    http://www.who.int/reproductive-heal..._c/normal2.gif and
    http://www.med.umich.edu/1libr/wha/labor.gif - good pictures of cervical effacements and dilatation during labor

    http://www.emedicine.com/emerg/obste...gynecology.htm - listing of emedicines topics on obstetrics and gynecology

    http://wps.prenhall.com/chet_london_maternal_1 - online student companion website for maternal-newborn & child nursing by marcia l. london, patricia a. ladewig, jane w. ball, and ruth l. bindler. on the top menu bar of this home page is a drop down arrow where you pick a chapter of interest. once into these chapters you will find an audio glossary of obstetrical terms (you can access it here http://wps.prenhall.com/chet_london_...62927-,00.html ), a summary of information in each chapter of the book, nclex review questions pertinent to the information from each chapter, case study and care map activities (i did not check to see if you get any feedback as to whether or not your answers to these exercises are correct) and nursing tools that include: abbreviations used in maternity and pediatric nursing, a food guide pyramid, rdas for females during pregnancy, recommended dietary allowances, family assessment, guidelines for working with deaf clients, growth charts (10 pediatric growth charts from birth to age 20), west normogram, maternal-newborn lab values including cord blood, pediatric lab values, clinical estimation of gestational age, actions and effects of selected drugs, maternity critical pathways (for diabetes, epidural anesthesia, hemorrhage in the 3rd trimester, puerperal infection, newborn of a substance abusing mother and newborn with respiratory distress), and a whole slue of pediatric care plans (they only include goals, interventions, rationales, and expected outcomes--no nursing diagnoses). almost all are in pdf files so you need an acrobat reader to download and see these files. each chapter also provides internet links to more online information.

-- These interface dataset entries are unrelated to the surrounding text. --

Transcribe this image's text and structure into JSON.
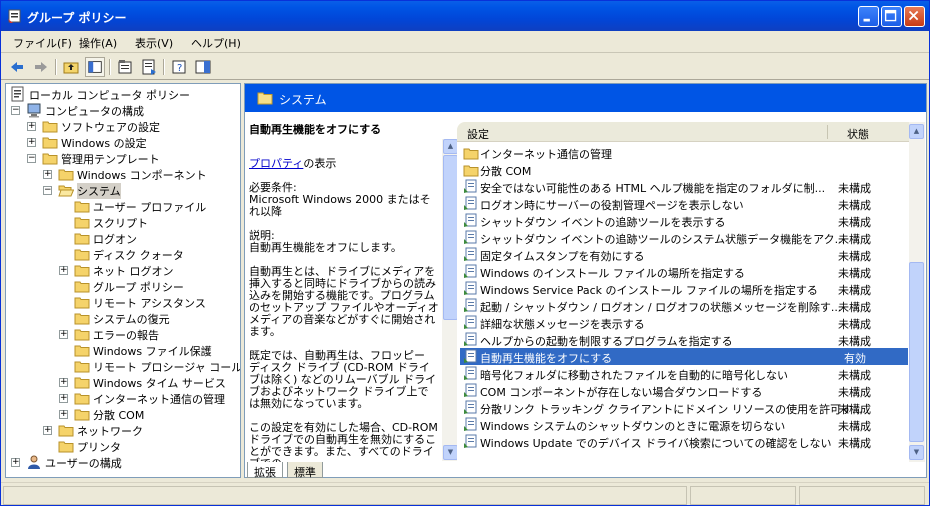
{
  "window": {
    "title": "グループ ポリシー"
  },
  "menu": [
    "ファイル(F)",
    "操作(A)",
    "表示(V)",
    "ヘルプ(H)"
  ],
  "tree": [
    {
      "label": "ローカル コンピュータ ポリシー",
      "icon": "computer-policy-icon",
      "level": 0,
      "expander": ""
    },
    {
      "label": "コンピュータの構成",
      "icon": "computer-icon",
      "level": 1,
      "expander": "-"
    },
    {
      "label": "ソフトウェアの設定",
      "icon": "folder-icon",
      "level": 2,
      "expander": "+"
    },
    {
      "label": "Windows の設定",
      "icon": "folder-icon",
      "level": 2,
      "expander": "+"
    },
    {
      "label": "管理用テンプレート",
      "icon": "folder-icon",
      "level": 2,
      "expander": "-"
    },
    {
      "label": "Windows コンポーネント",
      "icon": "folder-icon",
      "level": 3,
      "expander": "+"
    },
    {
      "label": "システム",
      "icon": "folder-open-icon",
      "level": 3,
      "expander": "-",
      "selected": true
    },
    {
      "label": "ユーザー プロファイル",
      "icon": "folder-icon",
      "level": 4,
      "expander": ""
    },
    {
      "label": "スクリプト",
      "icon": "folder-icon",
      "level": 4,
      "expander": ""
    },
    {
      "label": "ログオン",
      "icon": "folder-icon",
      "level": 4,
      "expander": ""
    },
    {
      "label": "ディスク クォータ",
      "icon": "folder-icon",
      "level": 4,
      "expander": ""
    },
    {
      "label": "ネット ログオン",
      "icon": "folder-icon",
      "level": 4,
      "expander": "+"
    },
    {
      "label": "グループ ポリシー",
      "icon": "folder-icon",
      "level": 4,
      "expander": ""
    },
    {
      "label": "リモート アシスタンス",
      "icon": "folder-icon",
      "level": 4,
      "expander": ""
    },
    {
      "label": "システムの復元",
      "icon": "folder-icon",
      "level": 4,
      "expander": ""
    },
    {
      "label": "エラーの報告",
      "icon": "folder-icon",
      "level": 4,
      "expander": "+"
    },
    {
      "label": "Windows ファイル保護",
      "icon": "folder-icon",
      "level": 4,
      "expander": ""
    },
    {
      "label": "リモート プロシージャ コール",
      "icon": "folder-icon",
      "level": 4,
      "expander": ""
    },
    {
      "label": "Windows タイム サービス",
      "icon": "folder-icon",
      "level": 4,
      "expander": "+"
    },
    {
      "label": "インターネット通信の管理",
      "icon": "folder-icon",
      "level": 4,
      "expander": "+"
    },
    {
      "label": "分散 COM",
      "icon": "folder-icon",
      "level": 4,
      "expander": "+"
    },
    {
      "label": "ネットワーク",
      "icon": "folder-icon",
      "level": 3,
      "expander": "+"
    },
    {
      "label": "プリンタ",
      "icon": "folder-icon",
      "level": 3,
      "expander": ""
    },
    {
      "label": "ユーザーの構成",
      "icon": "user-icon",
      "level": 1,
      "expander": "+"
    }
  ],
  "panel": {
    "title": "システム"
  },
  "description": {
    "heading": "自動再生機能をオフにする",
    "link": "プロパティ",
    "link_suffix": "の表示",
    "requirements": "必要条件:\nMicrosoft Windows 2000 またはそれ以降",
    "explain": "説明:\n自動再生機能をオフにします。",
    "body1": "自動再生とは、ドライブにメディアを挿入すると同時にドライブからの読み込みを開始する機能です。プログラムのセットアップ ファイルやオーディオ メディアの音楽などがすぐに開始されます。",
    "body2": "既定では、自動再生は、フロッピー ディスク ドライブ (CD-ROM ドライブは除く) などのリムーバブル ドライブおよびネットワーク ドライブ上では無効になっています。",
    "body3": "この設定を有効にした場合、CD-ROM ドライブでの自動再生を無効にすることができます。また、すべてのドライブでの"
  },
  "list": {
    "col_setting": "設定",
    "col_state": "状態",
    "rows": [
      {
        "name": "インターネット通信の管理",
        "state": "",
        "icon": "folder-icon"
      },
      {
        "name": "分散 COM",
        "state": "",
        "icon": "folder-icon"
      },
      {
        "name": "安全ではない可能性のある HTML ヘルプ機能を指定のフォルダに制...",
        "state": "未構成",
        "icon": "policy-icon"
      },
      {
        "name": "ログオン時にサーバーの役割管理ページを表示しない",
        "state": "未構成",
        "icon": "policy-icon"
      },
      {
        "name": "シャットダウン イベントの追跡ツールを表示する",
        "state": "未構成",
        "icon": "policy-icon"
      },
      {
        "name": "シャットダウン イベントの追跡ツールのシステム状態データ機能をアク...",
        "state": "未構成",
        "icon": "policy-icon"
      },
      {
        "name": "固定タイムスタンプを有効にする",
        "state": "未構成",
        "icon": "policy-icon"
      },
      {
        "name": "Windows のインストール ファイルの場所を指定する",
        "state": "未構成",
        "icon": "policy-icon"
      },
      {
        "name": "Windows Service Pack のインストール ファイルの場所を指定する",
        "state": "未構成",
        "icon": "policy-icon"
      },
      {
        "name": "起動 / シャットダウン / ログオン / ログオフの状態メッセージを削除す...",
        "state": "未構成",
        "icon": "policy-icon"
      },
      {
        "name": "詳細な状態メッセージを表示する",
        "state": "未構成",
        "icon": "policy-icon"
      },
      {
        "name": "ヘルプからの起動を制限するプログラムを指定する",
        "state": "未構成",
        "icon": "policy-icon"
      },
      {
        "name": "自動再生機能をオフにする",
        "state": "有効",
        "icon": "policy-icon",
        "selected": true
      },
      {
        "name": "暗号化フォルダに移動されたファイルを自動的に暗号化しない",
        "state": "未構成",
        "icon": "policy-icon"
      },
      {
        "name": "COM コンポーネントが存在しない場合ダウンロードする",
        "state": "未構成",
        "icon": "policy-icon"
      },
      {
        "name": "分散リンク トラッキング クライアントにドメイン リソースの使用を許可す...",
        "state": "未構成",
        "icon": "policy-icon"
      },
      {
        "name": "Windows システムのシャットダウンのときに電源を切らない",
        "state": "未構成",
        "icon": "policy-icon"
      },
      {
        "name": "Windows Update でのデバイス ドライバ検索についての確認をしない",
        "state": "未構成",
        "icon": "policy-icon"
      }
    ]
  },
  "tabs": [
    "拡張",
    "標準"
  ],
  "colors": {
    "titlebar": "#0055e5",
    "selection": "#316ac5",
    "panel_header": "#0055e5"
  }
}
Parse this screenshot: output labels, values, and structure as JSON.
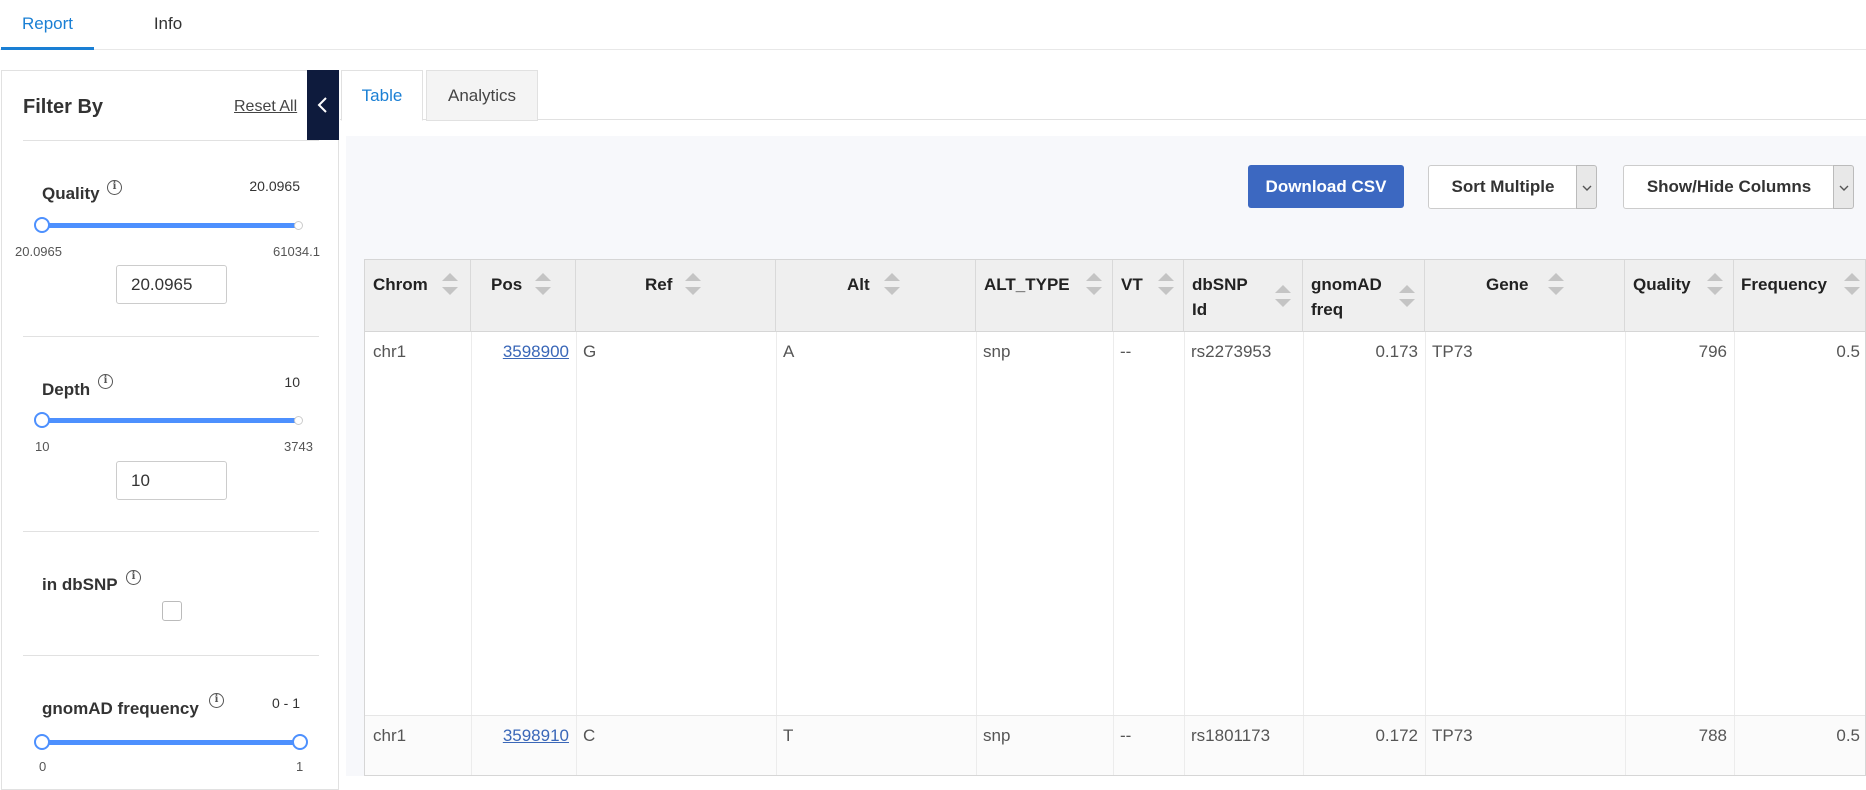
{
  "top_tabs": [
    {
      "label": "Report"
    },
    {
      "label": "Info"
    }
  ],
  "sidebar": {
    "title": "Filter By",
    "reset_label": "Reset All",
    "quality": {
      "label": "Quality",
      "value_display": "20.0965",
      "min": "20.0965",
      "max": "61034.1",
      "input": "20.0965"
    },
    "depth": {
      "label": "Depth",
      "value_display": "10",
      "min": "10",
      "max": "3743",
      "input": "10"
    },
    "dbsnp": {
      "label": "in dbSNP",
      "checked": false
    },
    "gnomad": {
      "label": "gnomAD frequency",
      "value_display": "0 - 1",
      "min": "0",
      "max": "1"
    }
  },
  "main_tabs": [
    {
      "label": "Table"
    },
    {
      "label": "Analytics"
    }
  ],
  "toolbar": {
    "download": "Download CSV",
    "sort": "Sort Multiple",
    "columns": "Show/Hide Columns"
  },
  "table": {
    "headers": [
      {
        "l1": "Chrom",
        "l2": ""
      },
      {
        "l1": "Pos",
        "l2": ""
      },
      {
        "l1": "Ref",
        "l2": ""
      },
      {
        "l1": "Alt",
        "l2": ""
      },
      {
        "l1": "ALT_TYPE",
        "l2": ""
      },
      {
        "l1": "VT",
        "l2": ""
      },
      {
        "l1": "dbSNP",
        "l2": "Id"
      },
      {
        "l1": "gnomAD",
        "l2": "freq"
      },
      {
        "l1": "Gene",
        "l2": ""
      },
      {
        "l1": "Quality",
        "l2": ""
      },
      {
        "l1": "Frequency",
        "l2": ""
      }
    ],
    "rows": [
      [
        "chr1",
        "3598900",
        "G",
        "A",
        "snp",
        "--",
        "rs2273953",
        "0.173",
        "TP73",
        "796",
        "0.5"
      ],
      [
        "chr1",
        "3598910",
        "C",
        "T",
        "snp",
        "--",
        "rs1801173",
        "0.172",
        "TP73",
        "788",
        "0.5"
      ]
    ]
  },
  "colors": {
    "accent": "#1a7fd4",
    "primary_button": "#3c68c1",
    "collapse_button": "#0e1b3d",
    "slider": "#4d90fe"
  }
}
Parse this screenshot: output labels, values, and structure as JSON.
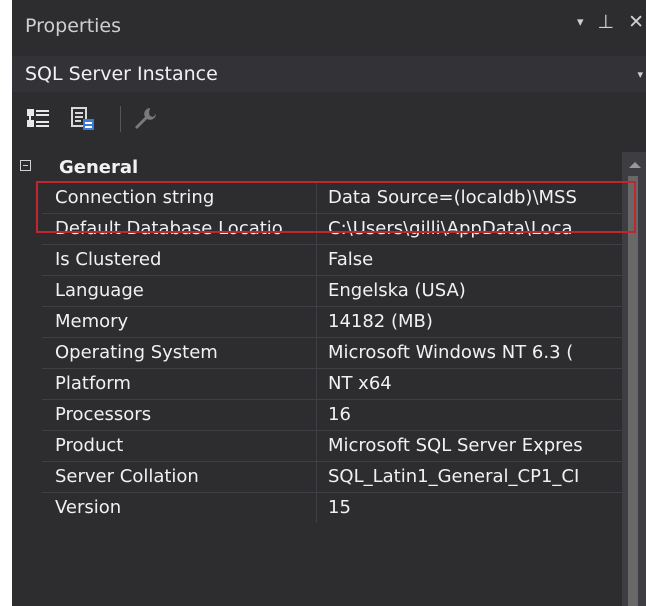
{
  "panel": {
    "title": "Properties",
    "controls": {
      "dropdown": "▾",
      "pin": "⊥",
      "close": "✕"
    }
  },
  "object_selector": {
    "selected": "SQL Server Instance",
    "chevron": "▾"
  },
  "toolbar": {
    "icons": [
      "categorized-icon",
      "property-pages-icon",
      "wrench-icon"
    ]
  },
  "grid": {
    "category": "General",
    "properties": [
      {
        "name": "Connection string",
        "value": "Data Source=(localdb)\\MSS"
      },
      {
        "name": "Default Database Locatio",
        "value": "C:\\Users\\gilli\\AppData\\Loca"
      },
      {
        "name": "Is Clustered",
        "value": "False"
      },
      {
        "name": "Language",
        "value": "Engelska (USA)"
      },
      {
        "name": "Memory",
        "value": "14182 (MB)"
      },
      {
        "name": "Operating System",
        "value": "Microsoft Windows NT 6.3 ("
      },
      {
        "name": "Platform",
        "value": "NT x64"
      },
      {
        "name": "Processors",
        "value": "16"
      },
      {
        "name": "Product",
        "value": "Microsoft SQL Server Expres"
      },
      {
        "name": "Server Collation",
        "value": "SQL_Latin1_General_CP1_CI"
      },
      {
        "name": "Version",
        "value": "15"
      }
    ]
  },
  "colors": {
    "background": "#2d2d30",
    "text": "#f1f1f1",
    "highlight": "#c0272d"
  }
}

    i also have a copy of maternal/newborn plans of care: guidelines for individual care, third edition by marilynn e. doenges and mary frances moorhouse that i use as a reference. pm me or post a question if you need information on nursing diagnoses for any complications connected with an ob patient. this care plan book also has assessment guidelines for the mother at each trimester, each phase of labor and postpartum.
  5. by   moongirl
    the OB nurses I had the pleasure of doing my clinicals with were wonderful. they expect you to know parameters and interventions but they DONT expect you to be the one to DO the interventions- ( bag the baby).. so as far as being nervous, I wouldnt sweat it too much, its like the very first time you did an assessment on an adult, they TAUGHT you how to do it, and will do so again for an infant

    have fun- Ob is the BEST !!!!!!!!!!!!!
  6. by   FNPhopeful
    thanks Daytonite, you're awesome!
  7. by   NeosynephRN
    I start my OB clinicals on Sat as well!! Thanks for those great resources!!
  8. by   *Andrea*
    Oh man, I loved my OB clinical and instructor. I had my OB lecture a whole year before my actual clinical so that made it a little rough, so I had to pretty much get all of the information back into my head again...but no sweat, ask a lot of questions and your instructor will see that you are interested to learn. They love seeing eager students. Just brush up on your basic assessment knowledge and you'll do great!